ABOUT THIS TASK:
All that is asked is a faithful reproduction of the entries.

-=-=-=-=-

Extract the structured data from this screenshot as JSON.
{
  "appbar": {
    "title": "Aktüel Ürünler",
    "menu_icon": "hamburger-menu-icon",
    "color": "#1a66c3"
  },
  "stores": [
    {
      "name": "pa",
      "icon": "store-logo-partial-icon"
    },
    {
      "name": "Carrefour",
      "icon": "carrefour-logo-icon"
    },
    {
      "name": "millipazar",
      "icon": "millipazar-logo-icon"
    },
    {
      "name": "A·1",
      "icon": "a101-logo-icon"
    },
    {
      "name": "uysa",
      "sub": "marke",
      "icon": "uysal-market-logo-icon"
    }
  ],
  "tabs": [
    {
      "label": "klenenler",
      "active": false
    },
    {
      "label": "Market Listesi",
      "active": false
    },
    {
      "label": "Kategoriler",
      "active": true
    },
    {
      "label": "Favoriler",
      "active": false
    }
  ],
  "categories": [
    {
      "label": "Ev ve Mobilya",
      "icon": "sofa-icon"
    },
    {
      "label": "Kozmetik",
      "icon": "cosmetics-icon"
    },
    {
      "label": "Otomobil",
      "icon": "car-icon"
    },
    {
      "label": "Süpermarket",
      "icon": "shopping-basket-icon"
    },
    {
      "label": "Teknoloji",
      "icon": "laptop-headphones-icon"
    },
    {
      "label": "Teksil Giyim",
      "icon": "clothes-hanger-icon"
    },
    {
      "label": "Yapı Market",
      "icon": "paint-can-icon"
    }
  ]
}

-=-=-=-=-

EXERCISE ANSWER:
Extract the structured data from this screenshot as JSON.
{
  "appbar": {
    "title": "Aktüel Ürünler",
    "menu_icon": "hamburger-menu-icon",
    "color": "#1a66c3"
  },
  "stores": [
    {
      "name": "pa",
      "icon": "store-logo-partial-icon"
    },
    {
      "name": "Carrefour",
      "icon": "carrefour-logo-icon"
    },
    {
      "name": "millipazar",
      "icon": "millipazar-logo-icon"
    },
    {
      "name": "A·1",
      "icon": "a101-logo-icon"
    },
    {
      "name": "uysa",
      "sub": "marke",
      "icon": "uysal-market-logo-icon"
    }
  ],
  "tabs": [
    {
      "label": "klenenler",
      "active": false
    },
    {
      "label": "Market Listesi",
      "active": false
    },
    {
      "label": "Kategoriler",
      "active": true
    },
    {
      "label": "Favoriler",
      "active": false
    }
  ],
  "categories": [
    {
      "label": "Ev ve Mobilya",
      "icon": "sofa-icon"
    },
    {
      "label": "Kozmetik",
      "icon": "cosmetics-icon"
    },
    {
      "label": "Otomobil",
      "icon": "car-icon"
    },
    {
      "label": "Süpermarket",
      "icon": "shopping-basket-icon"
    },
    {
      "label": "Teknoloji",
      "icon": "laptop-headphones-icon"
    },
    {
      "label": "Teksil Giyim",
      "icon": "clothes-hanger-icon"
    },
    {
      "label": "Yapı Market",
      "icon": "paint-can-icon"
    }
  ]
}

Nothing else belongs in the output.